                   stringsAsFactors = FALSE)

> chart <- list(functions = data.frame(code = c('1001', '1002', '3001'),
                                       name = c('Foo', 'Bar', 'Baz'),
                                       stringsAsFactors = FALSE),
                objects =   data.frame(code = c('100', '102', '103'),
                                       name = c('Mom', 'Dad', 'Baby'),
                                       stringsAsFactors = FALSE))
> all_valid_fk(data = df, fk_list = chart, id = 'code')
$functions
# A tibble: 1 × 2
  index value
  <chr> <chr>
1     4  3002

$objects
# A tibble: 1 × 2
  index value
  <chr> <chr>
1     4   139

Beautiful!

And here’s all_valid_fk in one big chunk.

all_valid_fk <- function(data, fk_list, id = 'code') {
  verify(data, do.call(has_all_names, as.list(names(fk_list))))

  accumulated_errors <- map(names(fk_list),
                            ~ is_valid_fk(data,
                                          key = .x,
                                          values = fk_list[[.x]][[id]],
                                          error_fun = error_append,
                                          success_fun = success_continue)) %>%
                        map(attr, 'assertr_errors') %>%
                        reduce(append)

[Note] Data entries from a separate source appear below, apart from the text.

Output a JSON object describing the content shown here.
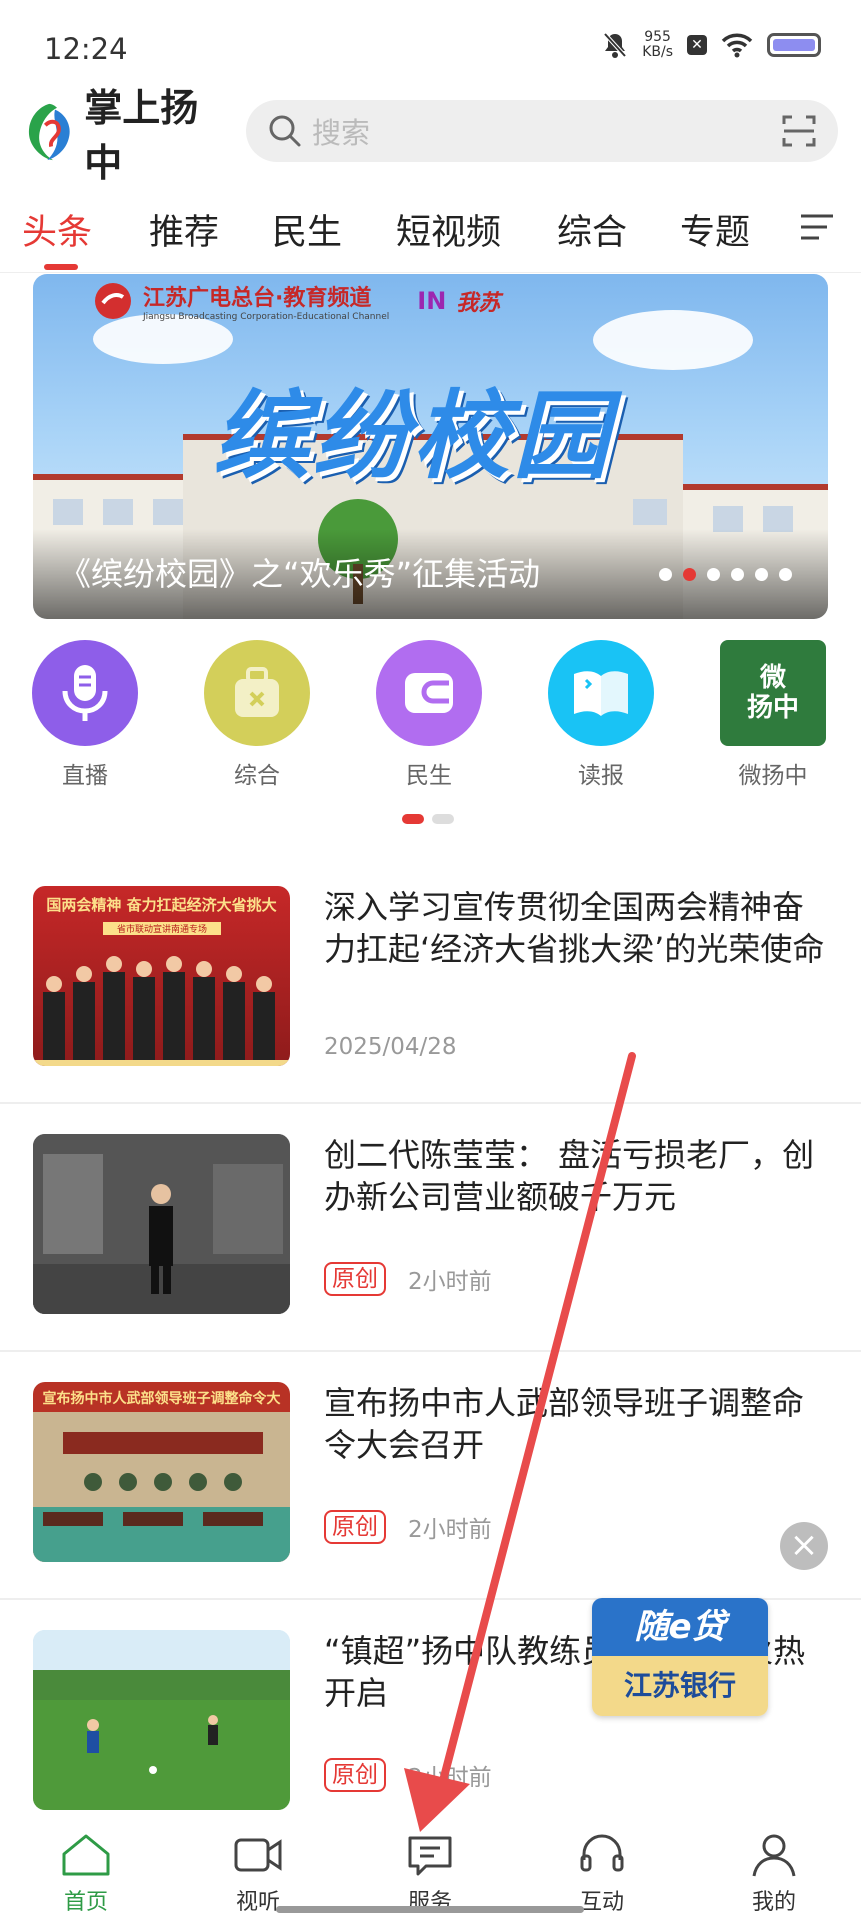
{
  "status": {
    "time": "12:24",
    "net_speed": "955",
    "net_unit": "KB/s"
  },
  "header": {
    "app_name": "掌上扬中",
    "search_placeholder": "搜索"
  },
  "tabs": [
    "头条",
    "推荐",
    "民生",
    "短视频",
    "综合",
    "专题"
  ],
  "active_tab": 0,
  "banner": {
    "header_text": "江苏广电总台·教育频道",
    "header_sub": "Jiangsu Broadcasting Corporation-Educational Channel",
    "brand": "我苏",
    "art_title": "缤纷校园",
    "caption": "《缤纷校园》之“欢乐秀”征集活动",
    "slide_count": 6,
    "active_slide": 1
  },
  "quick_links": [
    {
      "label": "直播",
      "color": "#8e5ee9",
      "icon": "microphone-icon"
    },
    {
      "label": "综合",
      "color": "#d3cf5a",
      "icon": "briefcase-icon"
    },
    {
      "label": "民生",
      "color": "#b16df0",
      "icon": "wallet-icon"
    },
    {
      "label": "读报",
      "color": "#19c3f5",
      "icon": "book-icon"
    },
    {
      "label": "微扬中",
      "logo_text": "微扬中",
      "icon": "weiyangzhong-logo"
    }
  ],
  "news": [
    {
      "title": "深入学习宣传贯彻全国两会精神奋力扛起‘经济大省挑大梁’的光荣使命",
      "date": "2025/04/28",
      "thumb_text": "国两会精神  奋力扛起经济大省挑大",
      "thumb_sub": "省市联动宣讲南通专场"
    },
    {
      "title": "创二代陈莹莹：  盘活亏损老厂，创办新公司营业额破千万元",
      "tag": "原创",
      "time": "2小时前"
    },
    {
      "title": "宣布扬中市人武部领导班子调整命令大会召开",
      "tag": "原创",
      "time": "2小时前",
      "thumb_text": "宣布扬中市人武部领导班子调整命令大"
    },
    {
      "title": "“镇超”扬中队教练员选拔试训火热开启",
      "tag": "原创",
      "time": "2小时前"
    }
  ],
  "ad": {
    "top": "随e贷",
    "bottom": "江苏银行"
  },
  "bottom_nav": [
    {
      "label": "首页",
      "icon": "home-icon"
    },
    {
      "label": "视听",
      "icon": "video-icon"
    },
    {
      "label": "服务",
      "icon": "service-icon"
    },
    {
      "label": "互动",
      "icon": "headset-icon"
    },
    {
      "label": "我的",
      "icon": "user-icon"
    }
  ],
  "colors": {
    "accent": "#e53935",
    "nav_active": "#2e9b46"
  }
}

  if(is.null(accumulated_errors)) return(list())

  reporter <- accumulated_errors %>%
              map('error_df') %>%
              map(~ map_df(.x, as.character))

  names(reporter) <- accumulated_errors %>%
                     map_chr('message') %>%
                     gsub('Column \'(\\S*?)\'.*$', '\\1', x = .)
  reporter
}

My thanks to Jonathan Carroll who was kind enough to read this post closely and actually tried to run the code. As a result, I’ve fixed a couple of typos and now have an improved regex pattern above.


  1. I appear to have forgotten to build link post types into my Hugo blog, so the missing link from that post is here. [return]
  2. I am a little concerned about memory here. Eight assertions would mean, at least briefly, eight copies of the same data.frame copied here without the need for that actual data. There is probably a better way. [return]